Kathleen: Amy Chin at Atari. I didn't have a lot of contact with Atari, with the project. Somebody told Shep what to do and he told me what to do and I didn't interact with Atari. But I had much more interaction when Paul went to work there. And he was working on the next generation of Atari computer. One of the people there was Amy Chin and she stands out in my mind. And Lou Tarnay. Lou Tarnay was the manager and Amy Chin was a programmer. Lou Tarnay was Paul's manager and Paul was Amy's manager.
Kevin: So after OSS was founded, even Paul didn't really hang around long after it was founded. What was your capacity there for the time that you were there?
Kathleen: Well I'd had a baby, so I wasn't doing a whole lot at that point. Except that I wrote the Inside Atari Basic. A book that we thought might be successful. And so I actually used the Atari to write that. In one of my back bedrooms I wrote whenever the baby was asleep. My sister would come over and take the baby out and I would do a little bit more. and that was what I remember about OSS.

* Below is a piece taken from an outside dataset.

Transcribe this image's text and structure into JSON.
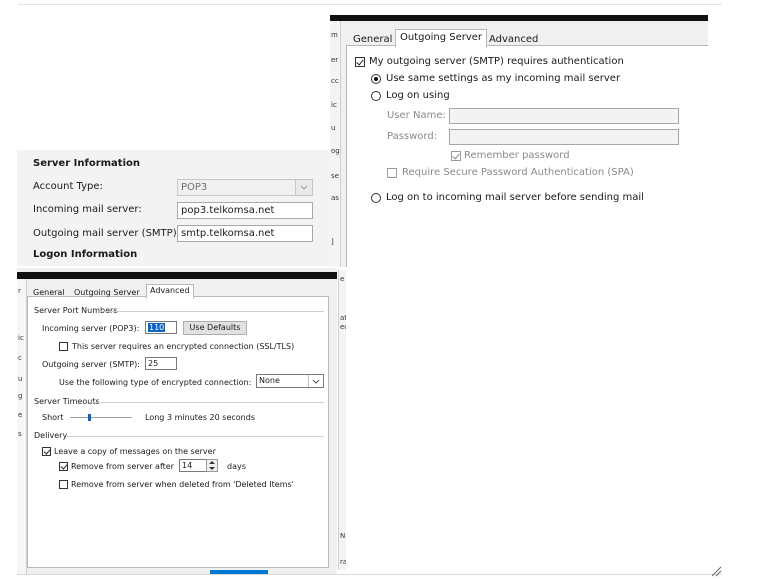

Kevin: Writing while the baby's asleep, I've done that. Inside Atari Basic, you kind of implied it was not a success, that book.
Kathleen: Well I don't know, I was only interested in writing it. Somebody else messed with whether or not anybody bought it.
Kevin: Not your problem.
Kathleen: Not my problem. I did the fun part, somebody else did the rest of it.
Kevin: Well do you have any stories or any memories that you'd like to share? Anything that pops to mind about that time?
Kathleen: Well right after our baby was born they were having a potluck at Atari. At Paul's apartment, or I guess probably Lou Tarnay's apartment. And Paul wanted me to come and it didn't seem very appropriate for me to come. So he finally told me that they were planning a surprise shower. And I say, "Well if it is a surprise, then how do you know?" And he said, "Well, Amy is planning it and Amy is very scrutable."
Kevin: Nice, so they threw you a baby shower?
Kevin: That's adorable.
Kathleen: Yes, it was very nice. So the baby and I went. She wasn't very old, a week or so maybe. I was reluctant to get out, but it was fun, they were a bunch of good people.
Kevin: All right. Any other stories or anything?
Kathleen: That's pretty much what I remember. Like I said, I didn't have a whole lot of contact with the people at Atari. It was mostly the people at Shepardsons and then at OSS when Bill worked with that. I do remember that one of the nice perks of working for Shepardson was that he would take us to lunch pretty often in his Mercedes little sports car.
Kevin: Cool, nice. Were you impressed with the Atari 800? I mean, did you think it was decent machine compared to other equipment you had used?
Kathleen: It was good. The other machine that I compare it with is the Apple II. And they were comparable. I used the Atari for writing the book because they had a little text editor that would do both upper and lower case. And at that time the Apple only had upper case. The Atari was a useful machine and I enjoyed using it.
Kevin: Well, I guess, that's about all I have.
Kathleen: That's about all I remember.
Kevin: Okay. Well thank you so much for getting out of your comfort zone and talking to me today, appreciate it.
Kathleen: All right, you're welcome.
Kevin: Have a great day.